■ **Requirement**
When you have read the listing, copy all of it without any change.
··· Data supplied ···
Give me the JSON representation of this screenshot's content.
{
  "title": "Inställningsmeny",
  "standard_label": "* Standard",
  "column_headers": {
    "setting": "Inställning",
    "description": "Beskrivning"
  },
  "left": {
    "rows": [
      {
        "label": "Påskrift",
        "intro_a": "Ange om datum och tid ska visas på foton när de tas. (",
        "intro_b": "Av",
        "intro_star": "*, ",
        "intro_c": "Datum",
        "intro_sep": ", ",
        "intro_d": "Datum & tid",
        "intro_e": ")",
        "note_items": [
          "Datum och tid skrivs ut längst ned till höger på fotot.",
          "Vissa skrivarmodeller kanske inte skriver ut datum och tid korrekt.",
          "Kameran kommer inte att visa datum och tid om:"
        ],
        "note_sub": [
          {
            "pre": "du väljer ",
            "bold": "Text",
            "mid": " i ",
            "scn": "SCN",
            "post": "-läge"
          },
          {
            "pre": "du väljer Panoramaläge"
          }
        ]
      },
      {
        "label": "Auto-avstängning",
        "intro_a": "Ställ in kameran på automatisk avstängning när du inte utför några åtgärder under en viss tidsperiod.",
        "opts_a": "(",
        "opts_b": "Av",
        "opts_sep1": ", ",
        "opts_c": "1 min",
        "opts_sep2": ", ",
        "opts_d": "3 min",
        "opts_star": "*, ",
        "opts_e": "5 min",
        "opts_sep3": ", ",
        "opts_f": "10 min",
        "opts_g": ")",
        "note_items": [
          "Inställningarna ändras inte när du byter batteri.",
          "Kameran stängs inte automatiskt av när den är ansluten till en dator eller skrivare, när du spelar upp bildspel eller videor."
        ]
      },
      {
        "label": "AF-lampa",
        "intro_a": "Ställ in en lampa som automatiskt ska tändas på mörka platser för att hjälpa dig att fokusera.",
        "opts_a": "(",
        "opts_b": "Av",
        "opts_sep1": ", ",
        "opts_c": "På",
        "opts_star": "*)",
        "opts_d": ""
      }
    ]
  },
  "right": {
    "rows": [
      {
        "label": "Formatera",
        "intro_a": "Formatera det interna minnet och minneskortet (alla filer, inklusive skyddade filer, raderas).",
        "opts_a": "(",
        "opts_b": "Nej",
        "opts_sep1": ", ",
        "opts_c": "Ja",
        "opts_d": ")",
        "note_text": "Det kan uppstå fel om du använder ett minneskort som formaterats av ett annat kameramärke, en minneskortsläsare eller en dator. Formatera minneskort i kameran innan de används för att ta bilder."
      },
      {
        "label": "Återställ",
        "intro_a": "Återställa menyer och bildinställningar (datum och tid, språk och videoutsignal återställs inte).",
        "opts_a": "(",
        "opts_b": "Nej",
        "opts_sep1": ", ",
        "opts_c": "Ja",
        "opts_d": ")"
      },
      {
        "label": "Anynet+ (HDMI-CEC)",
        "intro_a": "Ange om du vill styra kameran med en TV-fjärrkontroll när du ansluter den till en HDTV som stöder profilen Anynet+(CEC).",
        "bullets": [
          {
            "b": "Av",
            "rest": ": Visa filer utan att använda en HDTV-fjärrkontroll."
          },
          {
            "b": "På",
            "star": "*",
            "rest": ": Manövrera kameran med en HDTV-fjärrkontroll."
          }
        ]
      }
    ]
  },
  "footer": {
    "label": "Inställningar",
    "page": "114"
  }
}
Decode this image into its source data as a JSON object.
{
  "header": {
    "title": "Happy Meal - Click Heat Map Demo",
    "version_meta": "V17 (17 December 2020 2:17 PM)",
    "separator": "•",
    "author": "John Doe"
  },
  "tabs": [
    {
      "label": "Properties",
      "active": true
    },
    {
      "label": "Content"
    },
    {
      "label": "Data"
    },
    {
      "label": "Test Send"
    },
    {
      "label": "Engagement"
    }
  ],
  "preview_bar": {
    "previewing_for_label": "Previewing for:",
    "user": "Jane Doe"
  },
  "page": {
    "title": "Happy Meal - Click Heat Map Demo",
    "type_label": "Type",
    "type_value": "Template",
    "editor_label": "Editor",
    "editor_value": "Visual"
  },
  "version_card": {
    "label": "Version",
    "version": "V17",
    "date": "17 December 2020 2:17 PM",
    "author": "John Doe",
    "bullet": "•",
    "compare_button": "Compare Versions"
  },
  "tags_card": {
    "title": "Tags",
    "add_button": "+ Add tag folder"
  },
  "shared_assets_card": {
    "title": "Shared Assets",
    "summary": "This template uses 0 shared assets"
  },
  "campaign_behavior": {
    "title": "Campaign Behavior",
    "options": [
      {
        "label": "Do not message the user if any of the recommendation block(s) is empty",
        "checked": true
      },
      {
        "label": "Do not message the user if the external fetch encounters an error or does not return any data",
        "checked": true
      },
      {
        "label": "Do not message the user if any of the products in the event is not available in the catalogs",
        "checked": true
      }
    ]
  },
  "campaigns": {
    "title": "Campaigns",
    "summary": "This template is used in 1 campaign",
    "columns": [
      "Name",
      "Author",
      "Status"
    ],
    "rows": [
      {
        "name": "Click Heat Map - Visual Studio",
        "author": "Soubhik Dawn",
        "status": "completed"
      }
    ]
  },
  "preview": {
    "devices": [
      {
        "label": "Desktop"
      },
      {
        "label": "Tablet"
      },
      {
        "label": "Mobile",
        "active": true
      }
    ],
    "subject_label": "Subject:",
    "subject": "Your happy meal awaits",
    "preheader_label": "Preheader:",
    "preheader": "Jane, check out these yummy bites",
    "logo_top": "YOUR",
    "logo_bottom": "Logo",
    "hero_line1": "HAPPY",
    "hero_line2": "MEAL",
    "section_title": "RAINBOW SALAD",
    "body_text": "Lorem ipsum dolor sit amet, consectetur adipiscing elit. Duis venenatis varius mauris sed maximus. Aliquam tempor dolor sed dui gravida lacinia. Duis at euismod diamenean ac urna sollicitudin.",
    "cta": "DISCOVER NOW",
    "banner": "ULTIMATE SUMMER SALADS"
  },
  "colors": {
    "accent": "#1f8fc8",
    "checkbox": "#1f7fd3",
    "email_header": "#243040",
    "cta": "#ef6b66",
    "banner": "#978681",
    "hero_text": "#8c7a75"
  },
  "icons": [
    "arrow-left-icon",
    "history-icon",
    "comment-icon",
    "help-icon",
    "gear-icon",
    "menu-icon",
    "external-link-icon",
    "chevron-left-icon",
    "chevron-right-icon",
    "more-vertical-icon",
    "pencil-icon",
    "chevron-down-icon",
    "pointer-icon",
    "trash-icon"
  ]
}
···
■ **Solution to this task**
Give me the JSON representation of this screenshot's content.
{
  "title": "Inställningsmeny",
  "standard_label": "* Standard",
  "column_headers": {
    "setting": "Inställning",
    "description": "Beskrivning"
  },
  "left": {
    "rows": [
      {
        "label": "Påskrift",
        "intro_a": "Ange om datum och tid ska visas på foton när de tas. (",
        "intro_b": "Av",
        "intro_star": "*, ",
        "intro_c": "Datum",
        "intro_sep": ", ",
        "intro_d": "Datum & tid",
        "intro_e": ")",
        "note_items": [
          "Datum och tid skrivs ut längst ned till höger på fotot.",
          "Vissa skrivarmodeller kanske inte skriver ut datum och tid korrekt.",
          "Kameran kommer inte att visa datum och tid om:"
        ],
        "note_sub": [
          {
            "pre": "du väljer ",
            "bold": "Text",
            "mid": " i ",
            "scn": "SCN",
            "post": "-läge"
          },
          {
            "pre": "du väljer Panoramaläge"
          }
        ]
      },
      {
        "label": "Auto-avstängning",
        "intro_a": "Ställ in kameran på automatisk avstängning när du inte utför några åtgärder under en viss tidsperiod.",
        "opts_a": "(",
        "opts_b": "Av",
        "opts_sep1": ", ",
        "opts_c": "1 min",
        "opts_sep2": ", ",
        "opts_d": "3 min",
        "opts_star": "*, ",
        "opts_e": "5 min",
        "opts_sep3": ", ",
        "opts_f": "10 min",
        "opts_g": ")",
        "note_items": [
          "Inställningarna ändras inte när du byter batteri.",
          "Kameran stängs inte automatiskt av när den är ansluten till en dator eller skrivare, när du spelar upp bildspel eller videor."
        ]
      },
      {
        "label": "AF-lampa",
        "intro_a": "Ställ in en lampa som automatiskt ska tändas på mörka platser för att hjälpa dig att fokusera.",
        "opts_a": "(",
        "opts_b": "Av",
        "opts_sep1": ", ",
        "opts_c": "På",
        "opts_star": "*)",
        "opts_d": ""
      }
    ]
  },
  "right": {
    "rows": [
      {
        "label": "Formatera",
        "intro_a": "Formatera det interna minnet och minneskortet (alla filer, inklusive skyddade filer, raderas).",
        "opts_a": "(",
        "opts_b": "Nej",
        "opts_sep1": ", ",
        "opts_c": "Ja",
        "opts_d": ")",
        "note_text": "Det kan uppstå fel om du använder ett minneskort som formaterats av ett annat kameramärke, en minneskortsläsare eller en dator. Formatera minneskort i kameran innan de används för att ta bilder."
      },
      {
        "label": "Återställ",
        "intro_a": "Återställa menyer och bildinställningar (datum och tid, språk och videoutsignal återställs inte).",
        "opts_a": "(",
        "opts_b": "Nej",
        "opts_sep1": ", ",
        "opts_c": "Ja",
        "opts_d": ")"
      },
      {
        "label": "Anynet+ (HDMI-CEC)",
        "intro_a": "Ange om du vill styra kameran med en TV-fjärrkontroll när du ansluter den till en HDTV som stöder profilen Anynet+(CEC).",
        "bullets": [
          {
            "b": "Av",
            "rest": ": Visa filer utan att använda en HDTV-fjärrkontroll."
          },
          {
            "b": "På",
            "star": "*",
            "rest": ": Manövrera kameran med en HDTV-fjärrkontroll."
          }
        ]
      }
    ]
  },
  "footer": {
    "label": "Inställningar",
    "page": "114"
  }
}
Decode this image into its source data as a JSON object.
{
  "header": {
    "title": "Happy Meal - Click Heat Map Demo",
    "version_meta": "V17 (17 December 2020 2:17 PM)",
    "separator": "•",
    "author": "John Doe"
  },
  "tabs": [
    {
      "label": "Properties",
      "active": true
    },
    {
      "label": "Content"
    },
    {
      "label": "Data"
    },
    {
      "label": "Test Send"
    },
    {
      "label": "Engagement"
    }
  ],
  "preview_bar": {
    "previewing_for_label": "Previewing for:",
    "user": "Jane Doe"
  },
  "page": {
    "title": "Happy Meal - Click Heat Map Demo",
    "type_label": "Type",
    "type_value": "Template",
    "editor_label": "Editor",
    "editor_value": "Visual"
  },
  "version_card": {
    "label": "Version",
    "version": "V17",
    "date": "17 December 2020 2:17 PM",
    "author": "John Doe",
    "bullet": "•",
    "compare_button": "Compare Versions"
  },
  "tags_card": {
    "title": "Tags",
    "add_button": "+ Add tag folder"
  },
  "shared_assets_card": {
    "title": "Shared Assets",
    "summary": "This template uses 0 shared assets"
  },
  "campaign_behavior": {
    "title": "Campaign Behavior",
    "options": [
      {
        "label": "Do not message the user if any of the recommendation block(s) is empty",
        "checked": true
      },
      {
        "label": "Do not message the user if the external fetch encounters an error or does not return any data",
        "checked": true
      },
      {
        "label": "Do not message the user if any of the products in the event is not available in the catalogs",
        "checked": true
      }
    ]
  },
  "campaigns": {
    "title": "Campaigns",
    "summary": "This template is used in 1 campaign",
    "columns": [
      "Name",
      "Author",
      "Status"
    ],
    "rows": [
      {
        "name": "Click Heat Map - Visual Studio",
        "author": "Soubhik Dawn",
        "status": "completed"
      }
    ]
  },
  "preview": {
    "devices": [
      {
        "label": "Desktop"
      },
      {
        "label": "Tablet"
      },
      {
        "label": "Mobile",
        "active": true
      }
    ],
    "subject_label": "Subject:",
    "subject": "Your happy meal awaits",
    "preheader_label": "Preheader:",
    "preheader": "Jane, check out these yummy bites",
    "logo_top": "YOUR",
    "logo_bottom": "Logo",
    "hero_line1": "HAPPY",
    "hero_line2": "MEAL",
    "section_title": "RAINBOW SALAD",
    "body_text": "Lorem ipsum dolor sit amet, consectetur adipiscing elit. Duis venenatis varius mauris sed maximus. Aliquam tempor dolor sed dui gravida lacinia. Duis at euismod diamenean ac urna sollicitudin.",
    "cta": "DISCOVER NOW",
    "banner": "ULTIMATE SUMMER SALADS"
  },
  "colors": {
    "accent": "#1f8fc8",
    "checkbox": "#1f7fd3",
    "email_header": "#243040",
    "cta": "#ef6b66",
    "banner": "#978681",
    "hero_text": "#8c7a75"
  },
  "icons": [
    "arrow-left-icon",
    "history-icon",
    "comment-icon",
    "help-icon",
    "gear-icon",
    "menu-icon",
    "external-link-icon",
    "chevron-left-icon",
    "chevron-right-icon",
    "more-vertical-icon",
    "pencil-icon",
    "chevron-down-icon",
    "pointer-icon",
    "trash-icon"
  ]
}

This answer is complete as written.